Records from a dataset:
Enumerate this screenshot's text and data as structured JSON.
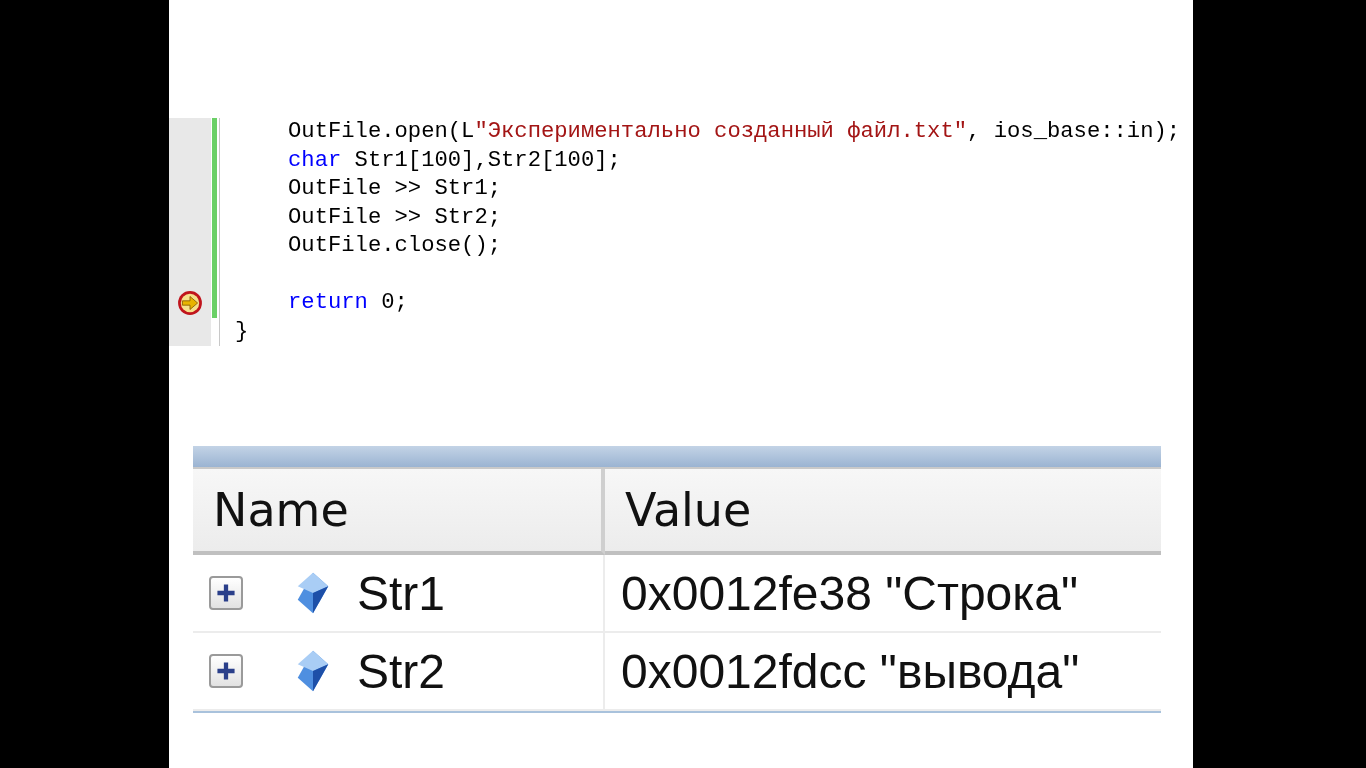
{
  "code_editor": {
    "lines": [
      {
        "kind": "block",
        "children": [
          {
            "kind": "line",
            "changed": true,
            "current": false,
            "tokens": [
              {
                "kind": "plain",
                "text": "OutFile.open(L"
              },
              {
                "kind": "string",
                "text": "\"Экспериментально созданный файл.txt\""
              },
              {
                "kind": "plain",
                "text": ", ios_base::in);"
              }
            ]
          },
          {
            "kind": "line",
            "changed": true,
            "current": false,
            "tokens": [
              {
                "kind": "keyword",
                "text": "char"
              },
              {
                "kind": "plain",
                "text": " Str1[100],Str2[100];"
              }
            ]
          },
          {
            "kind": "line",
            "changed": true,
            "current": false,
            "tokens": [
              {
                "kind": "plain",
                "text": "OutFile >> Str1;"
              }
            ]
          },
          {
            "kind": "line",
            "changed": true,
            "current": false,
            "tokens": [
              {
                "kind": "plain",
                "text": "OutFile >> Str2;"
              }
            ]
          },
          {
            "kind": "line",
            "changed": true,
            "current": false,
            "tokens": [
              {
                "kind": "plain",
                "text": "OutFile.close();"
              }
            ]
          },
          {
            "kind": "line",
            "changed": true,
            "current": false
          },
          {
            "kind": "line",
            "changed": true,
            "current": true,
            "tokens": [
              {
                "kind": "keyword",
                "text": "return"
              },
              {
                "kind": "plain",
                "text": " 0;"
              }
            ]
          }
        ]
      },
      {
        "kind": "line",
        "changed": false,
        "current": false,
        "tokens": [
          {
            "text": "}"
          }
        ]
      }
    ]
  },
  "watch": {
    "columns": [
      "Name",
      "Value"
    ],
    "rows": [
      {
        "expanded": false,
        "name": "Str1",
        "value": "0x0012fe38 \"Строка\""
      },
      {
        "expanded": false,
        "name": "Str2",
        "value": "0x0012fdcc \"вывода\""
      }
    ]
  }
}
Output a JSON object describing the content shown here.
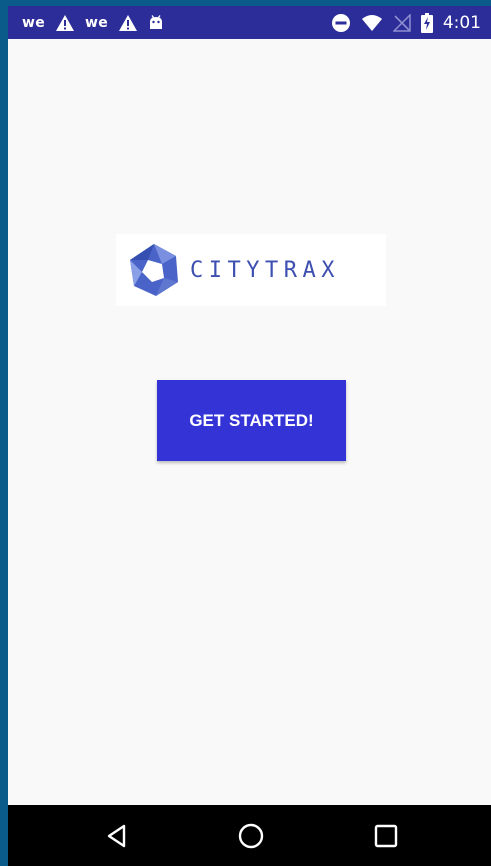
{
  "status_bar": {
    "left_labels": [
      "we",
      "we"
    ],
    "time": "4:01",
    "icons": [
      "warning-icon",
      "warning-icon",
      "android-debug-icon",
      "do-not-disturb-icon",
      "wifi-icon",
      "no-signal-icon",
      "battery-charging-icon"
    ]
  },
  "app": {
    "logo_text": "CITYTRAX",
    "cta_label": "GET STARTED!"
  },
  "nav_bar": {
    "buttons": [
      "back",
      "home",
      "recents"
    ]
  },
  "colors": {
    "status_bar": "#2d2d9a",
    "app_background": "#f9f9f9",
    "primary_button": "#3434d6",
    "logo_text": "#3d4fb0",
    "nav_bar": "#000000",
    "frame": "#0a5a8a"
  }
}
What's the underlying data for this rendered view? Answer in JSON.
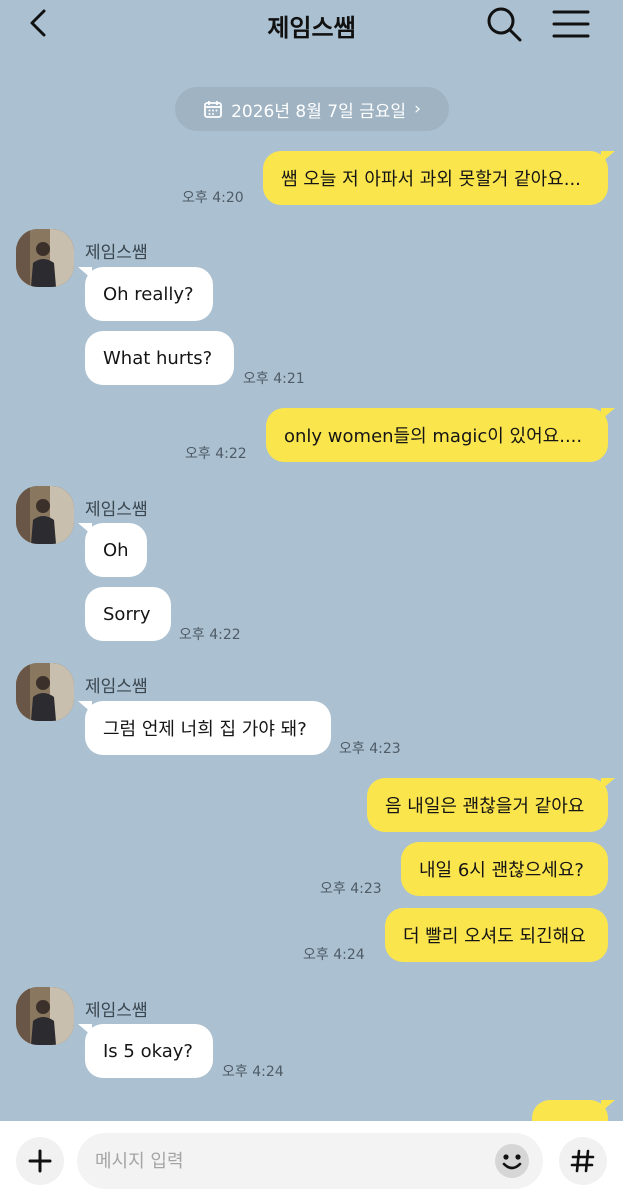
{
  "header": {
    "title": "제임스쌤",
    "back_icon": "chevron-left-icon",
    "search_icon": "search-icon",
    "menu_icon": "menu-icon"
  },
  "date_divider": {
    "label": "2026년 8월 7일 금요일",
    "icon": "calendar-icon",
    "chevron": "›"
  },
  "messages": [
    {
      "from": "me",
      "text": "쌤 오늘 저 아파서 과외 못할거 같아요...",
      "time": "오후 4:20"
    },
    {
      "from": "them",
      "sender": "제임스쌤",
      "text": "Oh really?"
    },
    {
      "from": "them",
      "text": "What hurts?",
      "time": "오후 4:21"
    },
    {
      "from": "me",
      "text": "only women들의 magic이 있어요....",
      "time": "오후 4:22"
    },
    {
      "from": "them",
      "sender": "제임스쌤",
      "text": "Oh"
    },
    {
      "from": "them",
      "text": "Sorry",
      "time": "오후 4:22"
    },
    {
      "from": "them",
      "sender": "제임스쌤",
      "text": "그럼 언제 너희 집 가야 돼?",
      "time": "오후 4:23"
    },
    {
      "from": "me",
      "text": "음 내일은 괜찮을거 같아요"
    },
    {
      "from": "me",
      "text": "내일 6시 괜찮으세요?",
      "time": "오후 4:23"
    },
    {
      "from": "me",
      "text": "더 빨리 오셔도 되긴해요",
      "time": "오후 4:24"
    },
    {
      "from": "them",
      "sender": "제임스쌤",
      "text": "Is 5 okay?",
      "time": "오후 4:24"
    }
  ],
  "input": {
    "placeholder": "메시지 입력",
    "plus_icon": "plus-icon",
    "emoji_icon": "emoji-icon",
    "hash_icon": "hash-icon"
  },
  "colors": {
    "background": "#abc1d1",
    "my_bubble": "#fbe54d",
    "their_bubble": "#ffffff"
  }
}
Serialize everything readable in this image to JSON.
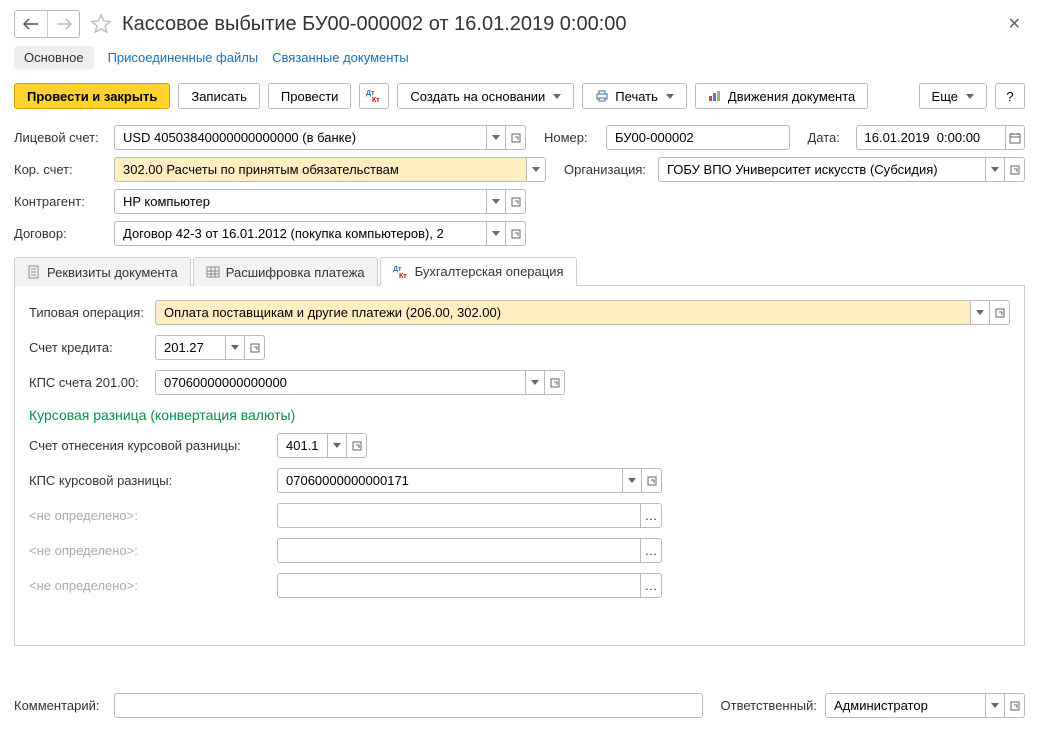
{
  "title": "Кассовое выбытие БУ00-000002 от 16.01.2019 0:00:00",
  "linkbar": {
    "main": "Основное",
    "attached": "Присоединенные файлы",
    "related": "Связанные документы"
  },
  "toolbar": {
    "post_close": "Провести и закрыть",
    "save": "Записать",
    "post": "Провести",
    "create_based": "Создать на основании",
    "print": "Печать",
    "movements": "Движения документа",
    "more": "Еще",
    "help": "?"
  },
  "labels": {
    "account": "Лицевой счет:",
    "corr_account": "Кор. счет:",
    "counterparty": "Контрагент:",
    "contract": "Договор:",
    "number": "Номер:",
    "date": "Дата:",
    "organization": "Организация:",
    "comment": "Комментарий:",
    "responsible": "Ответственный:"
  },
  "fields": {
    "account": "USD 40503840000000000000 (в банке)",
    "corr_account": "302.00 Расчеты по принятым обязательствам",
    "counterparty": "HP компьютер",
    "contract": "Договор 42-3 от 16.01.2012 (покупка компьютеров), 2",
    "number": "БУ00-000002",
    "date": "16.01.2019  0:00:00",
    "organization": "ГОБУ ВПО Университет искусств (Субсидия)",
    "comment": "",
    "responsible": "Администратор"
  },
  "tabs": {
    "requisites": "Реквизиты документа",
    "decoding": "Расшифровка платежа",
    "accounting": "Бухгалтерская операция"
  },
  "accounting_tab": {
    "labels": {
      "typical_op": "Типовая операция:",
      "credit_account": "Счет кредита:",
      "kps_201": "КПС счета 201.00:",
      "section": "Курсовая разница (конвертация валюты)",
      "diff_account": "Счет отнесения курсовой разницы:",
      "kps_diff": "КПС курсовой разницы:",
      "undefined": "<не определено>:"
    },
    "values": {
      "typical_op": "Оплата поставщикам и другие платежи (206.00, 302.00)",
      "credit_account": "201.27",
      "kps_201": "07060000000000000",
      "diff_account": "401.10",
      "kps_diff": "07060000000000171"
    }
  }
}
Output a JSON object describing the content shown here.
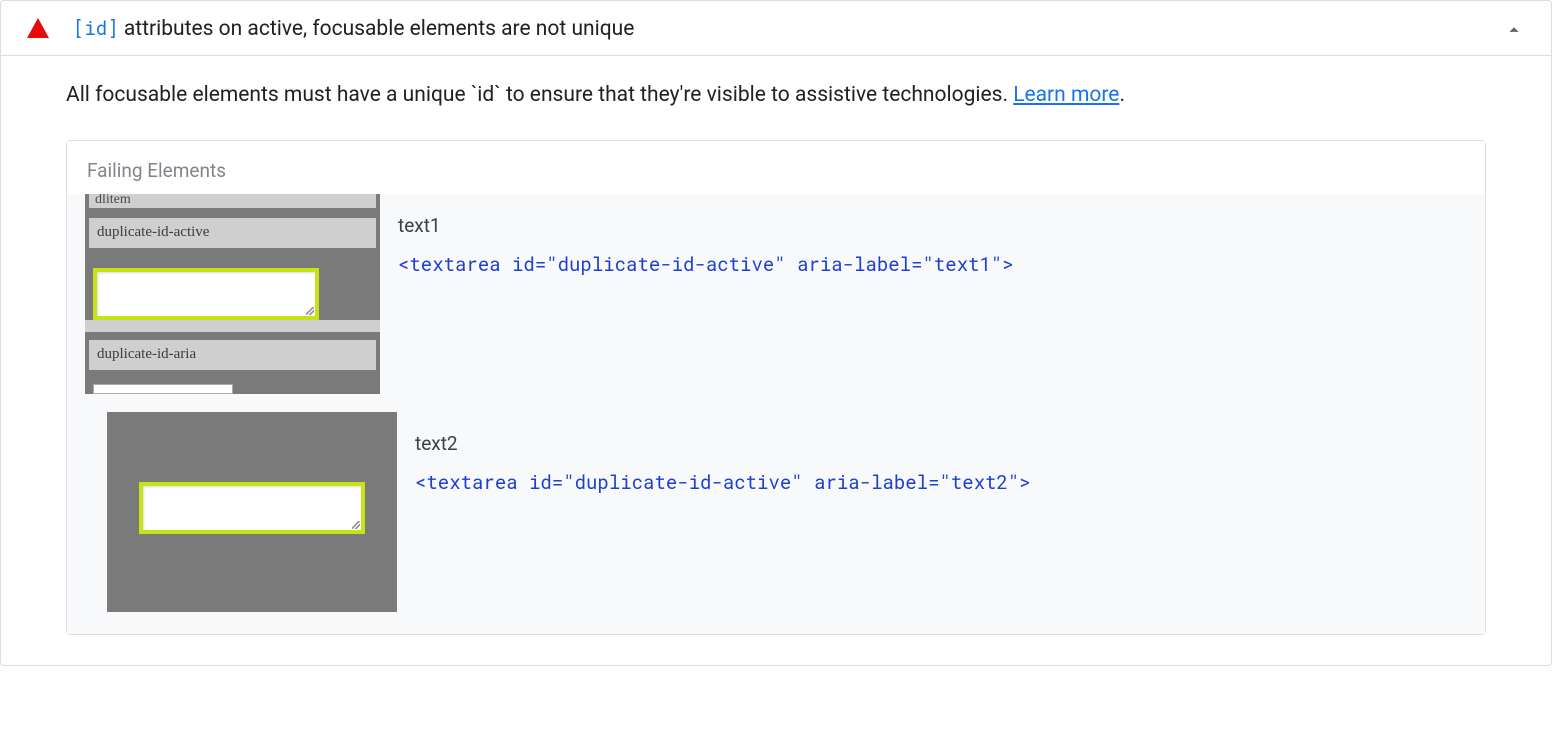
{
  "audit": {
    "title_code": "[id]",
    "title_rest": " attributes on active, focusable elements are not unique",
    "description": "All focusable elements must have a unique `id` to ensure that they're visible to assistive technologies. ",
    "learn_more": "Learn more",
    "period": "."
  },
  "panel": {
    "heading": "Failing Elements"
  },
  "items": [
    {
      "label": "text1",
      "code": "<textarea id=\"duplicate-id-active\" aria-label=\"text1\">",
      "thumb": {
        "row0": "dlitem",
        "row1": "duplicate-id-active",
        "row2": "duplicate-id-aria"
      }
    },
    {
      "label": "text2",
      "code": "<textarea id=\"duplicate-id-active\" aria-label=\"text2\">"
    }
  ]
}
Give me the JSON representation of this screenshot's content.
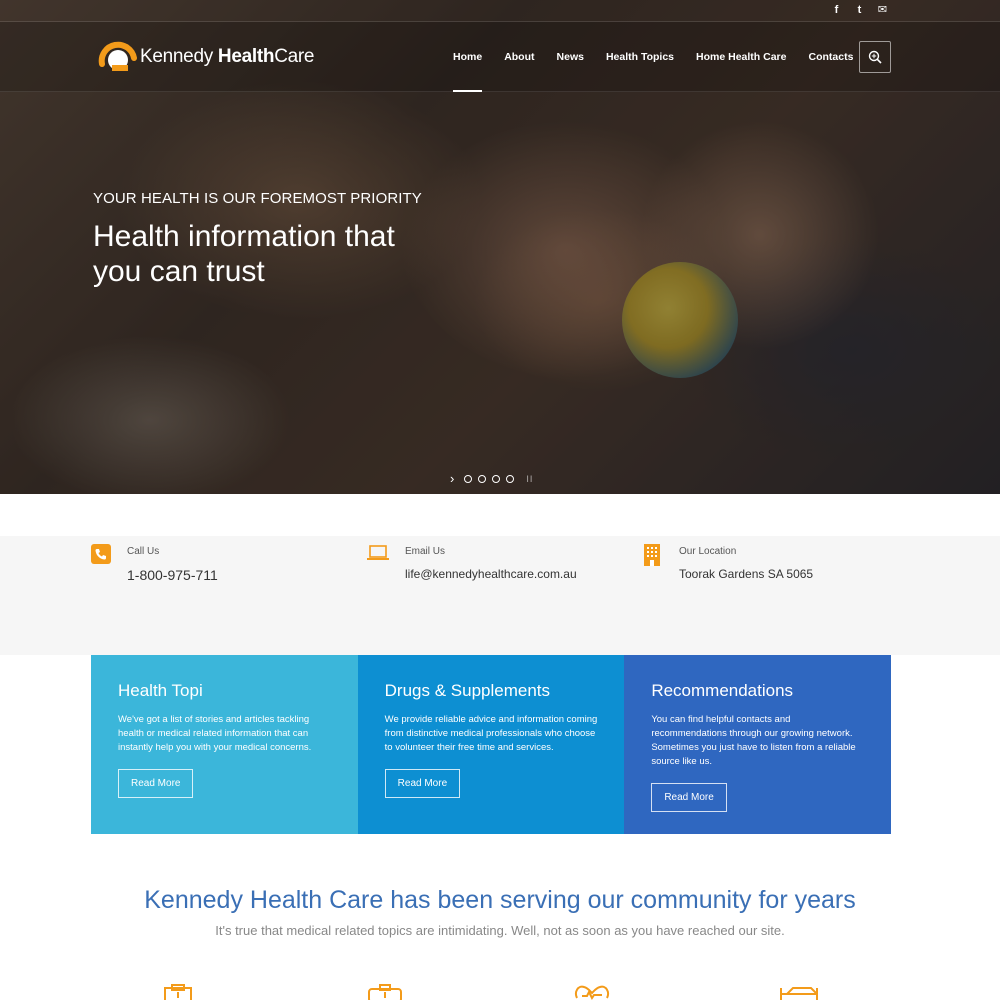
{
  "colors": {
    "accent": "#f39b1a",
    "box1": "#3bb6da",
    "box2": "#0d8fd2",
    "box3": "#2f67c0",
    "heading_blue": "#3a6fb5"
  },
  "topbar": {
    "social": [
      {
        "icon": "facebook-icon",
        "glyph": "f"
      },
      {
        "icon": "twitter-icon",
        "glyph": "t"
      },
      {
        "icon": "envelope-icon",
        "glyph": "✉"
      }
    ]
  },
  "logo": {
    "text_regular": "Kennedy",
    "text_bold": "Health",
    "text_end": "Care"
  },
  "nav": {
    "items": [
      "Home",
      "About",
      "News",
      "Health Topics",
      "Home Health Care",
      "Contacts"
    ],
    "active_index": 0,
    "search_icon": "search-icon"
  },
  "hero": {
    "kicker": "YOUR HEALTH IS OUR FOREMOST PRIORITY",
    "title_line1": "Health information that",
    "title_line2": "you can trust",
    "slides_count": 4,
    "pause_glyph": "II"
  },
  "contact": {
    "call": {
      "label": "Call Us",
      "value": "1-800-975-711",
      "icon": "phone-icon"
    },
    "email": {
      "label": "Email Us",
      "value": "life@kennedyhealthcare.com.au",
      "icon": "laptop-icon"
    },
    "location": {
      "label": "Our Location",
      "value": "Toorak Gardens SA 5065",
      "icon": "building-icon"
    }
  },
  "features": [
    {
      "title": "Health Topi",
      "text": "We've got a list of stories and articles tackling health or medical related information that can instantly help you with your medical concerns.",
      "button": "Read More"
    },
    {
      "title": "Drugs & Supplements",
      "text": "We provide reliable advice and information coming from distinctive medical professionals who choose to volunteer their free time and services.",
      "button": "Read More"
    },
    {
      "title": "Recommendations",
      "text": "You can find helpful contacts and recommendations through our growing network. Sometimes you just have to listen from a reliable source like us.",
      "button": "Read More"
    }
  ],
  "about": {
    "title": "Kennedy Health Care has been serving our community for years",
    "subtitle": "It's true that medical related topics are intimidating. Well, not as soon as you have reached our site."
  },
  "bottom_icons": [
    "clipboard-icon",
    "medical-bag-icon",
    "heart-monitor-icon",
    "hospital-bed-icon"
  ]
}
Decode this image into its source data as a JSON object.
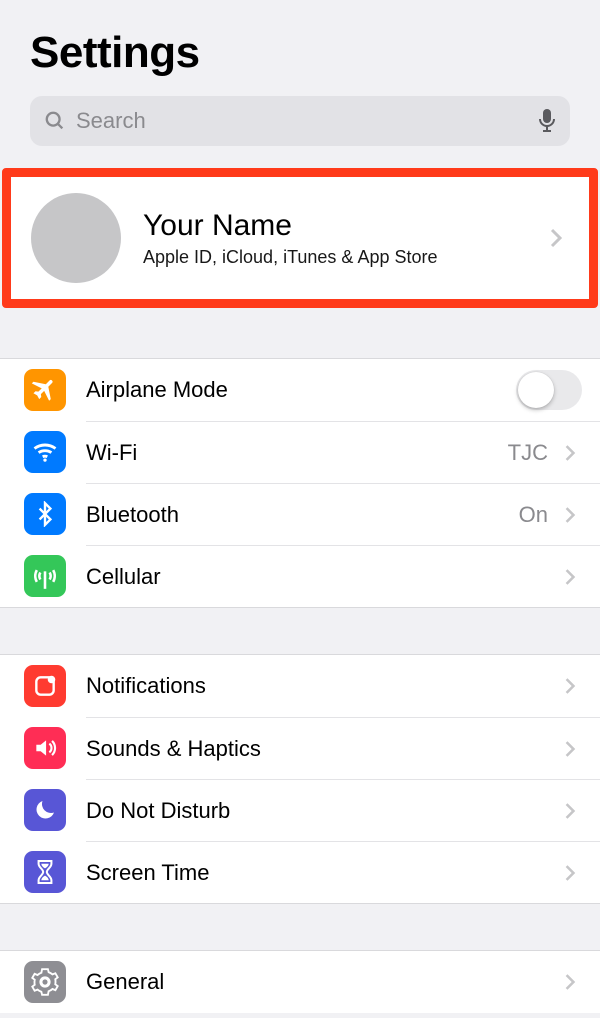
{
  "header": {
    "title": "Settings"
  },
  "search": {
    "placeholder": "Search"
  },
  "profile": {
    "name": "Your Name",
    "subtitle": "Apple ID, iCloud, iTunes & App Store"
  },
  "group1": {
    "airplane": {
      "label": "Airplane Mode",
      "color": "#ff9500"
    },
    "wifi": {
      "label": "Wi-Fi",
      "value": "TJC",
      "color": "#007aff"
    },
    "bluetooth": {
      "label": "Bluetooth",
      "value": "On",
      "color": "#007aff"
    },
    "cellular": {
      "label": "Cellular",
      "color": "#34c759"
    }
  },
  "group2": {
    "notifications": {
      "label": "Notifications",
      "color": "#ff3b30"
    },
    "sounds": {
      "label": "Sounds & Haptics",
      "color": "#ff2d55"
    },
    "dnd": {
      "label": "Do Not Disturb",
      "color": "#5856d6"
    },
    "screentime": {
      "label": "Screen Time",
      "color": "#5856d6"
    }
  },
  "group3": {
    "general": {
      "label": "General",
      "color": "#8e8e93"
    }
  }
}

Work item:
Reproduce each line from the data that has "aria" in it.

Answer for the task:
      "code": "<textarea id=\"duplicate-id-active\" aria-label=\"text1\">",
        "row2": "duplicate-id-aria"
      "code": "<textarea id=\"duplicate-id-active\" aria-label=\"text2\">"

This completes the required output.